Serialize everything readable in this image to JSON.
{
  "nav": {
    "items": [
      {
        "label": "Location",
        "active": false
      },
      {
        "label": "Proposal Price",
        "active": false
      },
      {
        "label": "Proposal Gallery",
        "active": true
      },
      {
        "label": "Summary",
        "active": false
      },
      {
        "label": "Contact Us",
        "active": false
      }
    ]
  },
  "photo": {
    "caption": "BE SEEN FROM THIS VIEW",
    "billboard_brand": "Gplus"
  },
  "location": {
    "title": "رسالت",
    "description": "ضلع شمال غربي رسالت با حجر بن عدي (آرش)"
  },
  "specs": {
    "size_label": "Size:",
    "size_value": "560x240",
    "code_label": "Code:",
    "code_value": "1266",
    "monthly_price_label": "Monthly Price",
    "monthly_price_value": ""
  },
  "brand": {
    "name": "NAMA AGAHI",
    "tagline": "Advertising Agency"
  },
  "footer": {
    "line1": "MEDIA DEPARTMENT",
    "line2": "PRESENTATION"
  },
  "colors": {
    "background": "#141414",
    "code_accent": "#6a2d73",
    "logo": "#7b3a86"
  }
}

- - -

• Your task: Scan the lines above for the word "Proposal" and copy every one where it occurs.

• Answer for the task:
        "label": "Proposal Price",
        "label": "Proposal Gallery",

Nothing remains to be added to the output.